Keywords: Aboriginal, Community-based Participatory Research, Indigenous Science, Native American, Pedagogy, STEM

The International Journal of Health, Wellness and Society, Volume 3, Issue 4, November 2014, pp.1-11. Article: Print (Spiral Bound). Published online: April 11, 2014 (Article: Electronic (PDF File; 403.544KB)).

Dr. Maria Pontes Ferreira

Assistant Professor, Department of Nutrition and Food Science, Wayne State University, Detroit, MI, USA

Dr. Ferreira is an assistant professor of nutrition science at Wayne State University in Detroit, MI, USA. She completed a postdoctoral fellowship at Haskell Indian Nations University and the University of Kansas in the Native Medicinal Plant Research Program. She has a longstanding interest in natural products for health and performance. In her spare time, she enjoys learning about native plants of the Great Lakes region at her home in Windsor, Ontario.

Betty McKenna

Resident Elder, First Nations University of Canada, Regina, SK, Canada

Elder Betty McKenna is from the Anishinabe First Nation, Shoal River Band, and is the Elder in residence at the First Nations University of Canada, Regina, SK. She is knowledgeable about many traditional teachings she learned from her grandmother and from other Elders. Revitalization of indigenous food and medicine systems is important to her. She gives workshops on traditional and spiritual teachings. Topics include the harvesting, storing, and preparing of foods from the prairie, such as tisanes made from rose hips, nettle, mint, prairie seaweed, and sage.

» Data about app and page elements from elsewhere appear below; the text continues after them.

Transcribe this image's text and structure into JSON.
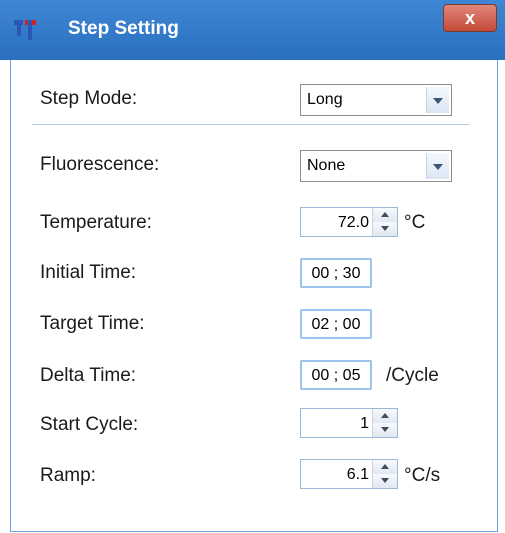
{
  "window": {
    "title": "Step Setting",
    "close_label": "x"
  },
  "step_mode": {
    "label": "Step Mode:",
    "value": "Long"
  },
  "fluorescence": {
    "label": "Fluorescence:",
    "value": "None"
  },
  "temperature": {
    "label": "Temperature:",
    "value": "72.0",
    "unit": "°C"
  },
  "initial_time": {
    "label": "Initial Time:",
    "value": "00 ; 30"
  },
  "target_time": {
    "label": "Target Time:",
    "value": "02 ; 00"
  },
  "delta_time": {
    "label": "Delta Time:",
    "value": "00 ; 05",
    "unit": "/Cycle"
  },
  "start_cycle": {
    "label": "Start Cycle:",
    "value": "1"
  },
  "ramp": {
    "label": "Ramp:",
    "value": "6.1",
    "unit": "°C/s"
  },
  "colors": {
    "titlebar": "#2f7ac8",
    "close": "#c44b39",
    "logo_blue": "#2a56b8",
    "logo_red": "#d42020"
  }
}
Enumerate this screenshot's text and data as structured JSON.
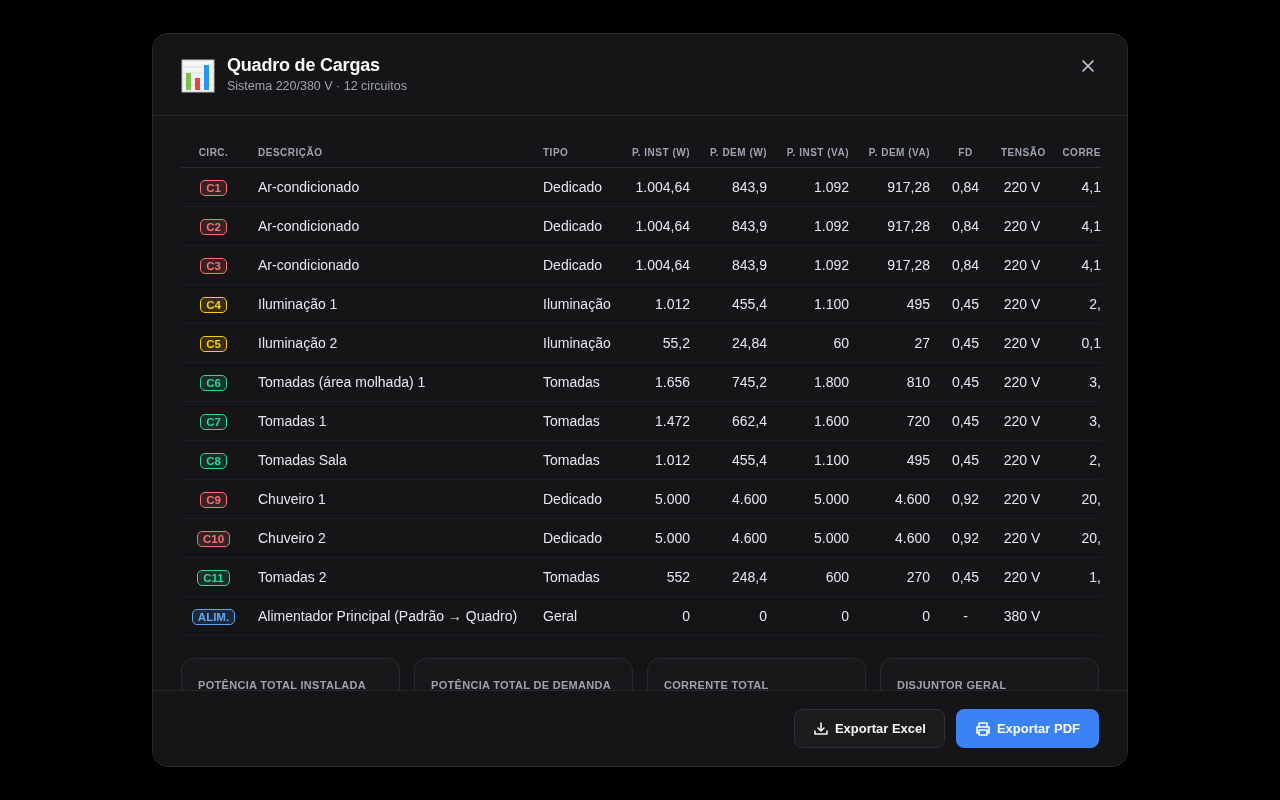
{
  "dialog": {
    "title": "Quadro de Cargas",
    "subtitle": "Sistema 220/380 V · 12 circuitos"
  },
  "table": {
    "columns": [
      "CIRC.",
      "DESCRIÇÃO",
      "TIPO",
      "P. INST (W)",
      "P. DEM (W)",
      "P. INST (VA)",
      "P. DEM (VA)",
      "FD",
      "TENSÃO",
      "CORRE"
    ],
    "rows": [
      {
        "color": "#f87171",
        "cells": [
          "C1",
          "Ar-condicionado",
          "Dedicado",
          "1.004,64",
          "843,9",
          "1.092",
          "917,28",
          "0,84",
          "220 V",
          "4,1"
        ]
      },
      {
        "color": "#f87171",
        "cells": [
          "C2",
          "Ar-condicionado",
          "Dedicado",
          "1.004,64",
          "843,9",
          "1.092",
          "917,28",
          "0,84",
          "220 V",
          "4,1"
        ]
      },
      {
        "color": "#f87171",
        "cells": [
          "C3",
          "Ar-condicionado",
          "Dedicado",
          "1.004,64",
          "843,9",
          "1.092",
          "917,28",
          "0,84",
          "220 V",
          "4,1"
        ]
      },
      {
        "color": "#facc15",
        "cells": [
          "C4",
          "Iluminação 1",
          "Iluminação",
          "1.012",
          "455,4",
          "1.100",
          "495",
          "0,45",
          "220 V",
          "2,"
        ]
      },
      {
        "color": "#facc15",
        "cells": [
          "C5",
          "Iluminação 2",
          "Iluminação",
          "55,2",
          "24,84",
          "60",
          "27",
          "0,45",
          "220 V",
          "0,1"
        ]
      },
      {
        "color": "#34d399",
        "cells": [
          "C6",
          "Tomadas (área molhada) 1",
          "Tomadas",
          "1.656",
          "745,2",
          "1.800",
          "810",
          "0,45",
          "220 V",
          "3,"
        ]
      },
      {
        "color": "#34d399",
        "cells": [
          "C7",
          "Tomadas 1",
          "Tomadas",
          "1.472",
          "662,4",
          "1.600",
          "720",
          "0,45",
          "220 V",
          "3,"
        ]
      },
      {
        "color": "#34d399",
        "cells": [
          "C8",
          "Tomadas Sala",
          "Tomadas",
          "1.012",
          "455,4",
          "1.100",
          "495",
          "0,45",
          "220 V",
          "2,"
        ]
      },
      {
        "color": "#f87171",
        "cells": [
          "C9",
          "Chuveiro 1",
          "Dedicado",
          "5.000",
          "4.600",
          "5.000",
          "4.600",
          "0,92",
          "220 V",
          "20,"
        ]
      },
      {
        "color": "#f87171",
        "cells": [
          "C10",
          "Chuveiro 2",
          "Dedicado",
          "5.000",
          "4.600",
          "5.000",
          "4.600",
          "0,92",
          "220 V",
          "20,"
        ]
      },
      {
        "color": "#34d399",
        "cells": [
          "C11",
          "Tomadas 2",
          "Tomadas",
          "552",
          "248,4",
          "600",
          "270",
          "0,45",
          "220 V",
          "1,"
        ]
      },
      {
        "color": "#60a5fa",
        "cells": [
          "ALIM.",
          "Alimentador Principal (Padrão → Quadro)",
          "Geral",
          "0",
          "0",
          "0",
          "0",
          "-",
          "380 V",
          ""
        ]
      }
    ]
  },
  "summary_cards": [
    {
      "label": "POTÊNCIA TOTAL INSTALADA"
    },
    {
      "label": "POTÊNCIA TOTAL DE DEMANDA"
    },
    {
      "label": "CORRENTE TOTAL"
    },
    {
      "label": "DISJUNTOR GERAL"
    }
  ],
  "buttons": [
    {
      "label": "Exportar Excel",
      "kind": "download"
    },
    {
      "label": "Exportar PDF",
      "kind": "print"
    }
  ]
}
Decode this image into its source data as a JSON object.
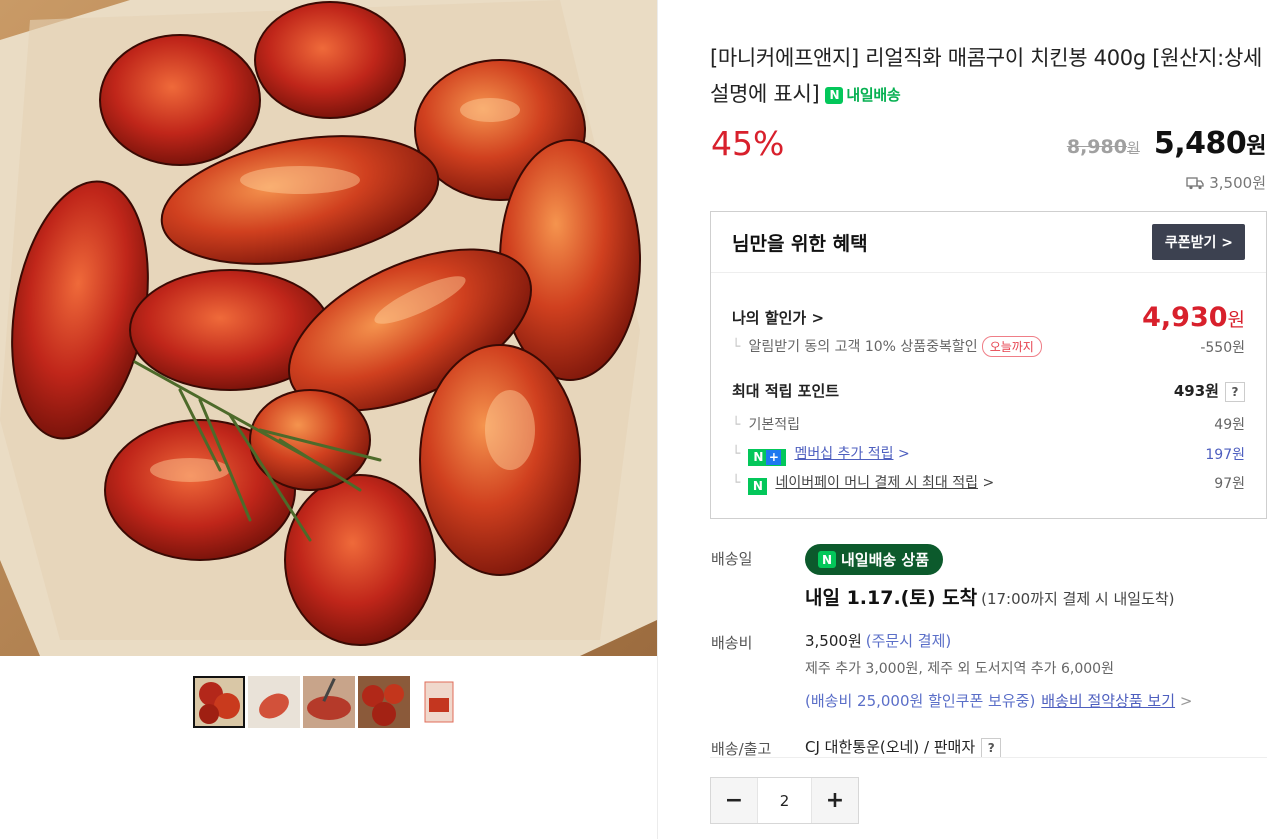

In 2012 she received the Saskatchewan Health Excellence Award in the “Health of a Population” category.

Dr. Fidji Gendron

Associate Professor, Biology, First Nations University of Canada, Regina, SK, Canada

Dr. Gendron is an associate professor of biology at the First Nations University of Canada. She is also an adjunct member of the biology faculty at the University of Regina. Her interests include plant ecology and traditional uses of native plants. She works in partnership with Elders and has several ongoing projects focusing on plant medicines. Her latest project is to use bioassays and chemical analyses to look at how prairie plants are used to treat skin infection. She is also in charge of the Shared Garden, a community garden where gardeners give some of their crop harvest to the First Nations University of Canada students.